Hypothermia Saves Brain and Heart Function in Sparks man|
RENO, Nev. (Feb. 11, 2009) – Hypothermia is good for you – in certain life-threatening situations. Recent studies show that a new type of hypothermia treatment for patients who are resuscitated after their heart stops beating (cardiac arrest) can have a profound influence not only on survival but also on a doctor’s ability to save brain and heart function.
Cooling to the core is arguably what saved the life and mind of a 66-year-old man who suffered a cardiac arrest while walking his dogs with his wife two blocks from his home in Spanish Springs. For Joseph Serafini Sr., who was transported by helicopter to Renown Regional Medical Center, there was no question.
“If Renown didn’t have such advanced emergency treatments for cardiac arrest patients like me, I may not even be here,” he said. He later chucked, “My children may not have always thought I was cool, but I am living proof that I am.”
Inducing moderate cooling of the body within six hours of cardiac arrest, for 24 hours, followed by gradual warming, slows brain metabolism and seems to reduce loss of brain function, studies have shown.
The American Heart Association endorsed cooling for some types of cardiac arrest patients after two studies on its effectiveness were published in “The New England Journal of Medicine” in 2002. One study found that 55 percent of the patients who received the cooling treatment ended up with moderate or no brain damage, compared with 39 percent who received standard treatment. About 41 percent of the cooled patients died within six months, compared with 55 percent of the others.
Most patients who suffer total cardiac arrest outside hospitals die because their brains have been starved of oxygen,” said Karen Lanham-Evans, RN, BSN, manager of cardiac intensive care at Renown Regional Medical Center. “But studies show that if the pulse of patients can be restarted and the body temperature cooled below normal, about 89 degrees Fahrenheit, brain damage can be reduced or minimized.”

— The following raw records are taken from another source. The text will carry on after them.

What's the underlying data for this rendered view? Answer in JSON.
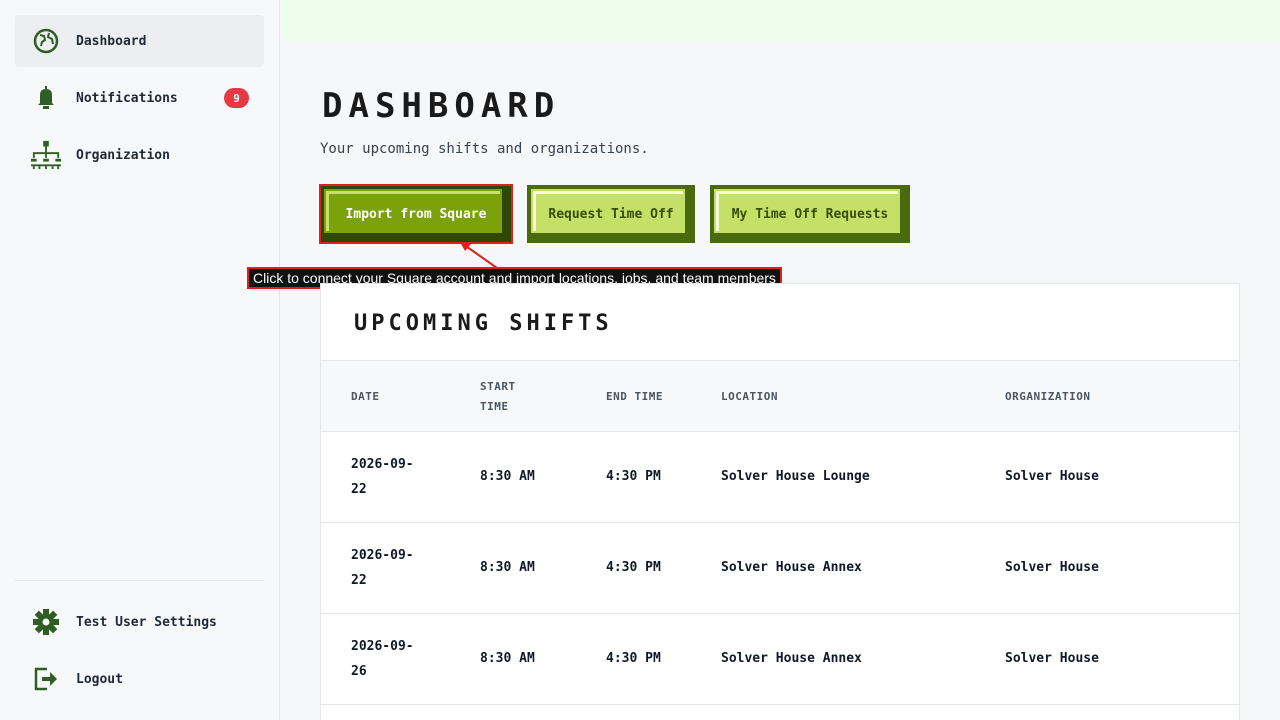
{
  "sidebar": {
    "items": [
      {
        "label": "Dashboard",
        "icon": "globe-icon",
        "active": true
      },
      {
        "label": "Notifications",
        "icon": "bell-icon",
        "badge": "9"
      },
      {
        "label": "Organization",
        "icon": "org-chart-icon"
      }
    ],
    "bottom_items": [
      {
        "label": "Test User Settings",
        "icon": "gear-icon"
      },
      {
        "label": "Logout",
        "icon": "logout-icon"
      }
    ]
  },
  "main": {
    "title": "DASHBOARD",
    "subtitle": "Your upcoming shifts and organizations.",
    "buttons": {
      "import": "Import from Square",
      "request_time_off": "Request Time Off",
      "my_time_off": "My Time Off Requests"
    },
    "tooltip": "Click to connect your Square account and import locations, jobs, and team members"
  },
  "shifts": {
    "title": "UPCOMING SHIFTS",
    "columns": {
      "date": "DATE",
      "start_time_1": "START",
      "start_time_2": "TIME",
      "end_time": "END TIME",
      "location": "LOCATION",
      "organization": "ORGANIZATION"
    },
    "rows": [
      {
        "date_1": "2026-09-",
        "date_2": "22",
        "start": "8:30 AM",
        "end": "4:30 PM",
        "location": "Solver House Lounge",
        "organization": "Solver House"
      },
      {
        "date_1": "2026-09-",
        "date_2": "22",
        "start": "8:30 AM",
        "end": "4:30 PM",
        "location": "Solver House Annex",
        "organization": "Solver House"
      },
      {
        "date_1": "2026-09-",
        "date_2": "26",
        "start": "8:30 AM",
        "end": "4:30 PM",
        "location": "Solver House Annex",
        "organization": "Solver House"
      }
    ]
  },
  "colors": {
    "accent": "#7ca20a",
    "accent_dark": "#2e4704",
    "secondary": "#c5e067",
    "icon_green": "#2f5d24",
    "badge_red": "#e63946",
    "highlight_red": "#e0201c"
  }
}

She continued, “When someone falls into icy water, they go into a state of suspended animation in which they have no detectable signs of life, yet, on re-warming, they can be brought back to full capacity. When a person has a cardiac arrest or a sudden loss of blood for any reason, we need to get to them into a state of suspended animation as quickly as possible, fix what’s wrong and then re-warm them.”
Only those cardiac arrest patients revived enough to show a pulse and whose heart problems are not associated with some other trauma are eligible for the cooling treatment.
Renown Regional’s cooling treatment is done by using hypothermia wraps, a noninvasive form of cooling, that circulates a thin layer of cold water next to the skin and quickly chills the body through convection.
About Renown Institute for Heart & Vascular Health
When it comes to choosing the right hospital for heart and vascular health, experience counts. More cardiovascular procedures are performed at Renown Institute for Heart & Vascular Health than anywhere else in northern Nevada. It’s no wonder that the Institute has more than 30 years of recognition as the region’s leader of heart and vascular care.
Renown is committed to providing a level of skill, expertise and technology normally found in much larger communities so that patients do not have to leave the community to receive the high level of care they expect and deserve.
The organization is also committed to bringing in high caliber physicians and the necessary tools and equipment to meet the needs of the region’s growing population. Renown’s cardiac physicians have access to sophisticated diagnostic and surgical equipment such as the da Vinci® S HD™ Robotic Surgical System, 64-slice CT scanner, nuclear medicine, MRI and cardiac catheterization so patients can be diagnosed and treated quickly.
A History of Treatment Innovations
As the region’s pioneer in cardiac care, Renown Institute for Heart & Vascular Health is home to many of the community’s cardiovascular milestones including the first open-heart surgery, first cardiac angioplasty and first heart catheterization.
In 2008, Renown Regional became the first hospital between Seattle, Wash. and Long Beach, Cal. to perform a da Vinci® Mitral Valve Repair; was the first hospital in the state to use the Talent Abdominal Stent Graft; introduced the first true 64-slice CT scanner that successfully detected coronary artery disease in two separate pediatric patients and was among the first in the nation and first in the state to implant the new implantable cardioverter defibrillator called TELIGEN. The health network was also the first to partner with BioMedix and introduce PADNet Screenings designed to detect peripheral artery disease.
In terms of recognition, Renown Institute for Heart & Vascular Health is the only hospital in the region to maintain a Cardiovascular Services Accreditation for the echocardiography lab, which was one of the first in the United States, Canada and Puerto Rico to receive the prestigious accreditation. It has also been accredited by the Intersocietal Commission for the Accreditation of Vascular Laboratories and is designated as a Center for Excellence in Cardiac Surgery by California Blue Cross/Blue Shield.